MuuM Architects took inspiration from traditional Anatolian architecture to design a new HQ for the Turkish Association of Notaries
Ask anyone in the private sector about the civil service and they will probably mutter about bloated bureaucracy and overlong red tape. No surprise that reining in government spending has featured heavily in political manifestos this month. Not so in Turkey, it would seem, as Istanbul-based architects MuuM have just helped the expanding Turkish Association of Notaries settle into new headquarters in the Sogutozu district on the outskirts of Ankara.
Prior to this the organisation was based in the city centre, but an expanding workforce had left their small 1970s office building creaking at the seams. So in 2003 the government held a national competition inviting practices to design them a shiny new workspace. Needless to say, MuuM scooped first place, but it wasn’t until 2006 that they got the go-ahead to, well, go ahead with the project.
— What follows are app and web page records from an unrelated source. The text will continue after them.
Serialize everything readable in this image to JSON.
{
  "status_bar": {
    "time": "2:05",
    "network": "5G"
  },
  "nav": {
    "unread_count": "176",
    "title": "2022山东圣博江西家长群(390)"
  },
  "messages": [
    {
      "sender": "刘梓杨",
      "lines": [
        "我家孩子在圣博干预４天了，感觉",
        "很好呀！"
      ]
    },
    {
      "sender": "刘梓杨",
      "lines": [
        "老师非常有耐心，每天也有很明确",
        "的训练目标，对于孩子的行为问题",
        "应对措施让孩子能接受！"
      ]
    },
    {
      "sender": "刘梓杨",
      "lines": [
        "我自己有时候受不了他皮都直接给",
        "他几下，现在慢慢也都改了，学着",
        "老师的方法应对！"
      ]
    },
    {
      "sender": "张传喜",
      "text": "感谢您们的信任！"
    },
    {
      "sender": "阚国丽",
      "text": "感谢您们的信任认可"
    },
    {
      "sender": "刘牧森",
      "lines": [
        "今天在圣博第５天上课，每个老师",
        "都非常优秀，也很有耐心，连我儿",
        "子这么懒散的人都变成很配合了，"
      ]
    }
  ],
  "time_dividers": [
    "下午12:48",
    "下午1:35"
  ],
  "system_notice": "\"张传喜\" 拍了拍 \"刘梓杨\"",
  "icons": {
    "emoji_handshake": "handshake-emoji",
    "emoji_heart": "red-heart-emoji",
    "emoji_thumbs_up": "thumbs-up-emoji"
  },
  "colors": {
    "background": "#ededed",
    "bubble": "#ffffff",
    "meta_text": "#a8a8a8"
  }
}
The district itself posed its own set of architectural questions. The site was at the centre of a developing business district, which is still at an embryonic stage.
Architectural frames of reference being virtually non-existent, the practice decided to mine Anatolia’s deep cultural history for inspiration.
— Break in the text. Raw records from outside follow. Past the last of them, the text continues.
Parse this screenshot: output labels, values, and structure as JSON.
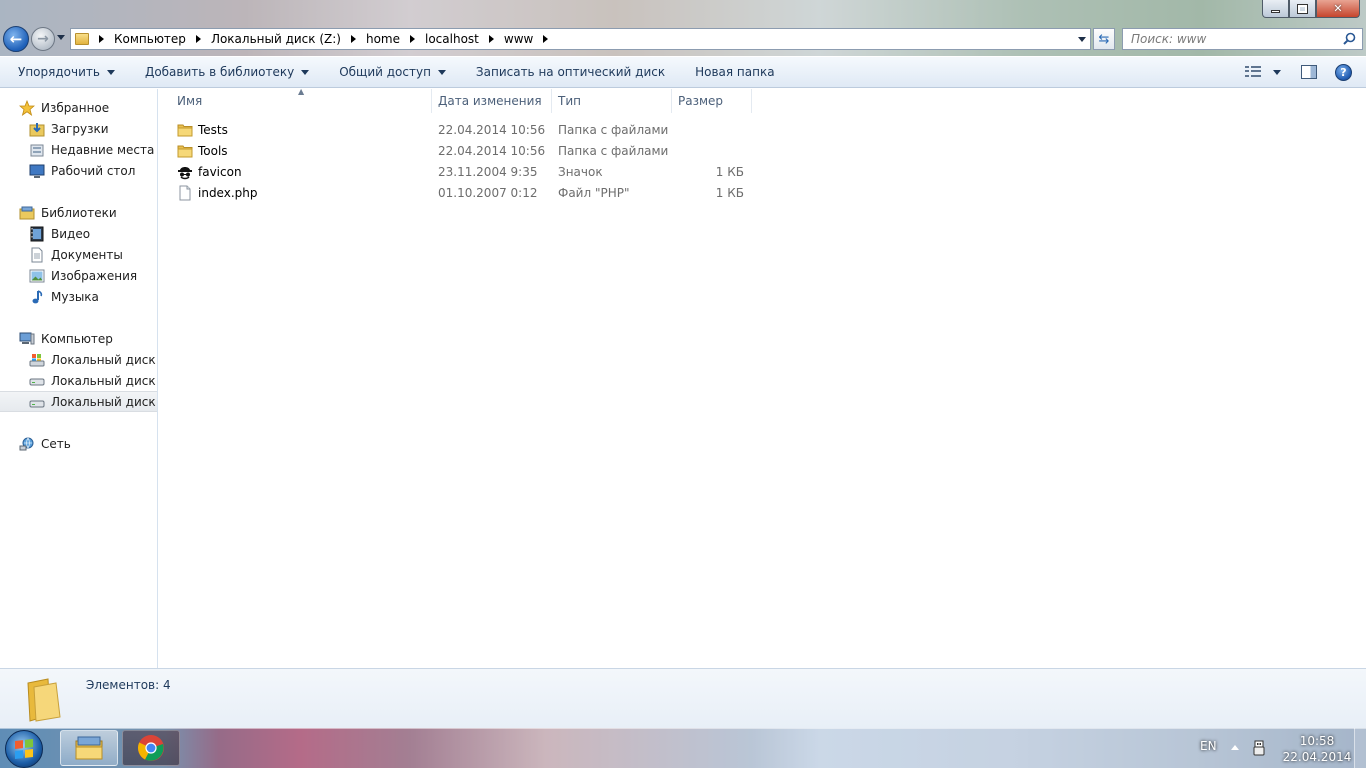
{
  "window": {
    "address": {
      "crumbs": [
        "Компьютер",
        "Локальный диск (Z:)",
        "home",
        "localhost",
        "www"
      ]
    },
    "search": {
      "placeholder": "Поиск: www"
    }
  },
  "toolbar": {
    "organize": "Упорядочить",
    "add_to_library": "Добавить в библиотеку",
    "share": "Общий доступ",
    "burn": "Записать на оптический диск",
    "new_folder": "Новая папка"
  },
  "navpane": {
    "favorites": {
      "label": "Избранное",
      "items": [
        {
          "label": "Загрузки",
          "icon": "downloads-icon"
        },
        {
          "label": "Недавние места",
          "icon": "recent-places-icon"
        },
        {
          "label": "Рабочий стол",
          "icon": "desktop-icon"
        }
      ]
    },
    "libraries": {
      "label": "Библиотеки",
      "items": [
        {
          "label": "Видео",
          "icon": "video-icon"
        },
        {
          "label": "Документы",
          "icon": "documents-icon"
        },
        {
          "label": "Изображения",
          "icon": "pictures-icon"
        },
        {
          "label": "Музыка",
          "icon": "music-icon"
        }
      ]
    },
    "computer": {
      "label": "Компьютер",
      "items": [
        {
          "label": "Локальный диск (C",
          "icon": "system-drive-icon"
        },
        {
          "label": "Локальный диск (D",
          "icon": "drive-icon"
        },
        {
          "label": "Локальный диск (Z",
          "icon": "drive-icon",
          "selected": true
        }
      ]
    },
    "network": {
      "label": "Сеть"
    }
  },
  "filelist": {
    "columns": {
      "name": "Имя",
      "modified": "Дата изменения",
      "type": "Тип",
      "size": "Размер"
    },
    "rows": [
      {
        "name": "Tests",
        "modified": "22.04.2014 10:56",
        "type": "Папка с файлами",
        "size": "",
        "icon": "folder-icon"
      },
      {
        "name": "Tools",
        "modified": "22.04.2014 10:56",
        "type": "Папка с файлами",
        "size": "",
        "icon": "folder-icon"
      },
      {
        "name": "favicon",
        "modified": "23.11.2004 9:35",
        "type": "Значок",
        "size": "1 КБ",
        "icon": "favicon-icon"
      },
      {
        "name": "index.php",
        "modified": "01.10.2007 0:12",
        "type": "Файл \"PHP\"",
        "size": "1 КБ",
        "icon": "file-icon"
      }
    ]
  },
  "details": {
    "count": "Элементов: 4"
  },
  "taskbar": {
    "lang": "EN",
    "time": "10:58",
    "date": "22.04.2014"
  }
}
What they came up with was a modern interpretation of a traditional Persian caravanserai, a kind of roadside retreat for weary travellers, tinkers and traders. With Ankara slap bang in the middle of Anatolia, an allusion to Ottoman design seemed the logical step. Having settled on an aesthetic, the second challenge was to create a structure that was an open and inviting place, yet shielded the occupants from the din of a large neighbouring car mechanics and two main roads connecting the district with Ankara’s busy centre.
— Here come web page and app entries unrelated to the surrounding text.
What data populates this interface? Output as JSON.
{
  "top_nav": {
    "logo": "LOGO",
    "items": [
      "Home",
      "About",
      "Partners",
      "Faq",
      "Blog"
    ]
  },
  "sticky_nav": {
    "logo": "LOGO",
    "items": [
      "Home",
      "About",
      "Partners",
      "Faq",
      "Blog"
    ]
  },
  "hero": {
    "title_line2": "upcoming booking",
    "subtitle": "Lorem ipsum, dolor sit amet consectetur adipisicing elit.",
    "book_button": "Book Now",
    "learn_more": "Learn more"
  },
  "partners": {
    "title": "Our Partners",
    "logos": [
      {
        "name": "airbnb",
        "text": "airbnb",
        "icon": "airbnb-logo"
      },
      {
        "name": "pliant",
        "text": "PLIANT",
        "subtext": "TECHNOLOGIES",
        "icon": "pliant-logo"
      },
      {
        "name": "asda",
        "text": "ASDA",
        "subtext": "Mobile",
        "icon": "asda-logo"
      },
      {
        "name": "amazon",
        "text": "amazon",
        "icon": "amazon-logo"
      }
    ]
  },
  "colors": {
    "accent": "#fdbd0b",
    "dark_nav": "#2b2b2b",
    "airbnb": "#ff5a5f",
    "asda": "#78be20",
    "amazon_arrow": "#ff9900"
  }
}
“We liked the natural materials because they stand for warmth and transparency”
“There were no favourable surroundings to be accounted for contextually,” explains Umut Iyigün, the project architect.
What the site did have, in among its new builds and scorched grass, was a surprising amount of greenery. Therefore, MuuM decided to open up the southern elevation facing this vegetation. “The basic idea was to engineer around a courtyard with an opening on the fourth side, with the working spaces located on three sides of the building.”
On the west elevation, three floors of office space extend out above a curved recessed wall at the main entrance, which doubles as an exhibition space. The practice chose neutral white for the building’s concrete mass, contrasting with the timber and glazed facades.
“They (the notaries) have to be equal to all the people. We liked the natural materials because they stand for warmth and transparency,” explains Iyigün.
Improving communication was a substantial factor of the brief, so naturally the central courtyard had to be as inclusive as possible. Workers can wander out from the glazed ground floor restaurant and tuck in at the plethora of tables dotted about the landscaped garden. “A gathering place for everyone,” is how the practice describes it. A large screen at the south opening allows the space to be used as an open-air cinema.
Inside, a full-height atrium bridges the gap between the working and social spaces, which are linked by a formidable timber and steel staircase.
A winter garden links the courtyard with the interior. The transparency the practice strived for is somewhat compromised by the extensive steelwork lattice that supports the structure. At first glance, this feature seems unnecessary, that is, until one takes into account this is earthquake territory. Terra-not-so-firma, if you will.
“This is really too ugly for us,” explains Iyigün. “We are not so happy with the steel columns and bearings, but we have a lot of regulations to follow.”
“There were no favourable surroundings to be accounted for contextually”
This safety-first approach is apparent throughout the structure. The offices hovering over the main entrance are supported by steel columns, as is the third-floor cuboid meeting pod that juts out over the courtyard.
“It is the directors’ meeting room so we wanted it to be different,” says Iyigün.
The practice also wanted it to cantilever, but these hopes were again dashed by the volatility of the Earth’s crust. Hidden below the courtyard is a large conference hall, decked out in acoustic panelled timber, which can seat the entire 500 strong workforce.
The offices themselves are predominantly open-planned affairs with views over both the courtyard and the surrounding area. According to Iyigün, the association is planning yet further expansion so the workplaces needed to be as flexible as possible. The spaces benefit from natural light and external louvers prevent the notaries from overcooking. Any excess heat is dissipated through the atrium roof, ensuring a constant flow of fresh air.
Sustainability does not feature too prominently in Turkey’s architectural compendium, but MuuM tried to push the agenda by using local materials where it could.
For example, the large information desk was constructed from local stone and the steps were made from chestnut wood from the Black Sea region.
“It (the wood) was aged in rivers to make it more stable. In fact, it is the same material they use to make rowing boats,” says Iyigün.
Elsewhere, rainwater was recycled to water the winter garden and assorted greenery. Being a government scheme, budget was never likely to be a problem, but a large budget coupled with an awkward client does not make for a happy working relationship. Thankfully for MuuM, the client knew and respected their role in proceedings.
“We were lucky,” says Iyigün. “What makes a good project is a good client. They gave us permission to do what we want and that is not a common thing.”